This is not to say that loud and rambunctious birthday parties aren't a lot of fun. My kids had a great time at the party, eating cake and getting soaked with water on a hot day. (They were also ecstatic that the foam water pumps were party favors to take home, and spent a good part of today playing with them out in the yard.) But afterwards I made a point of talking to each of them, Daniel especially, about how proud I was that they both had fun and behaved themselves, not grabbing at the gifts and yelling inappropriately when we sat down for cake, and playing nicely with the water toys. It occurred to me that Daniel could very easily get the impression from occasions like this that boys are supposed to be wild and aggressive and totally dominant in every way, because there were a couple of boys at this party who were exactly like that and seemed to get all of the attention (and I'm not talking about the birthday kid here, by the way. He was plenty excited, but behaved just fine.)

I wonder what the Cub Scout mother would have thought about a boy making a quilt, a quilt like this one:



You can see how proud he is. Is this something to be ashamed of? Or something to be proud of?

I think you know my answer to that question.

Now, I suppose I shouldn't come down so hard on this person that I barely know. I'm sure her offhand comment was meant to be harmless, a mere observation of the goings-on and a remark on her own experience dealing with groups of boys.I have no idea what her talents are, what she does professionally or in her spare time (other than Cub Scouts, apparently). And for that matter, I have no idea what one has to do to earn a merit badge in Arts and Crafts for the Cub Scouts (though I'm too lazy to google it and I bet someone out there will blast me for this in comments); for all I know it's something totally lame like making a macramé belt that would have been out of style before even I was born...but then again, maybe not. Maybe it's something really cool like, I don't know, designing your very own quilt like my six-year-old son did, or learning how to knit your own wool hat (very handy in Wisconsin) or painting a mural at a community center. I really don't know, so feel free to enlighten me.

All my life I've been sensitive and resistant to expectations placed on me and others, especially based on gender. (Remember my stint as Paul Revere?) Perhaps we've made some progress since I was a kid, but it sure seems like we have a long way to go.

4 comments:

Orlandel said...

While I wasn't the cub scout leader, I spent many nights working with the troop and led my fair share of merit badge workshops. We had some rowdy boys, but they knew that we wouldn't put up with it during troop time. There were a few that always amazed me at how much other adults complained about them. We did lots of art and crafts (my specialty), but we always expected good behavior and participation - and therefore that is what we got - no matter what we were doing!

Anonymous said...

Beautiful job, Daniel!
Love you,
Oma

Rachel said...

love this post, Susan...and that quilt, Daniel!

Steph said...

I am so proud of Daniel for his beautiful quilting.

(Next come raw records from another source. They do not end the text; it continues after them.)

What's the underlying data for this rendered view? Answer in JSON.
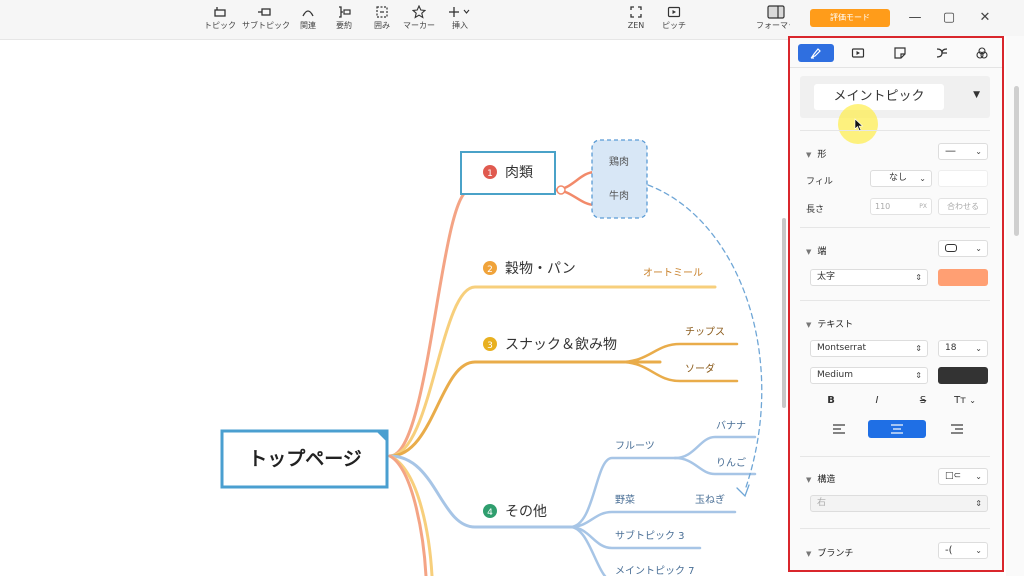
{
  "toolbar": {
    "items": [
      {
        "label": "トピック",
        "icon": "topic-icon"
      },
      {
        "label": "サブトピック",
        "icon": "subtopic-icon"
      },
      {
        "label": "関連",
        "icon": "relation-icon"
      },
      {
        "label": "要約",
        "icon": "summary-icon"
      },
      {
        "label": "囲み",
        "icon": "boundary-icon"
      },
      {
        "label": "マーカー",
        "icon": "star-icon"
      },
      {
        "label": "挿入",
        "icon": "plus-icon"
      }
    ],
    "zen_label": "ZEN",
    "pitch_label": "ピッチ",
    "format_label": "フォーマット"
  },
  "window": {
    "eval_badge": "評価モード",
    "minimize": "—",
    "maximize": "▢",
    "close": "✕"
  },
  "mindmap": {
    "root": "トップページ",
    "branches": [
      {
        "num": "1",
        "label": "肉類",
        "color": "#f28a6a",
        "children": [
          "鶏肉",
          "牛肉"
        ]
      },
      {
        "num": "2",
        "label": "穀物・パン",
        "color": "#f5c35f",
        "children": [
          "オートミール"
        ]
      },
      {
        "num": "3",
        "label": "スナック＆飲み物",
        "color": "#e8a23a",
        "children": [
          "チップス",
          "ソーダ"
        ]
      },
      {
        "num": "4",
        "label": "その他",
        "color": "#9dbfe3",
        "children": [
          "フルーツ",
          "野菜",
          "サブトピック 3",
          "メイントピック 7"
        ],
        "fruits": [
          "バナナ",
          "りんご"
        ],
        "veg": [
          "玉ねぎ"
        ]
      }
    ],
    "badge_colors": [
      "#e05a4f",
      "#f0a33a",
      "#e8b020",
      "#2f9e6e"
    ]
  },
  "panel": {
    "tabs": [
      "brush-icon",
      "slideshow-icon",
      "sticky-icon",
      "layout-icon",
      "theme-icon"
    ],
    "topic_type": "メイントピック",
    "shape": {
      "title": "形",
      "fill_label": "フィル",
      "fill_value": "なし",
      "length_label": "長さ",
      "length_value": "110",
      "length_unit": "PX",
      "fit_label": "合わせる"
    },
    "border": {
      "title": "端",
      "weight_value": "太字",
      "color": "#ff9f73"
    },
    "text": {
      "title": "テキスト",
      "font": "Montserrat",
      "size": "18",
      "weight": "Medium",
      "color": "#333333",
      "bold": "B",
      "italic": "I",
      "strike": "S",
      "case": "Tт"
    },
    "structure": {
      "title": "構造",
      "direction": "右"
    },
    "branch": {
      "title": "ブランチ"
    }
  }
}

And of you for how well you are navigating this stuff. Someday I am probably going to be begging you for advice.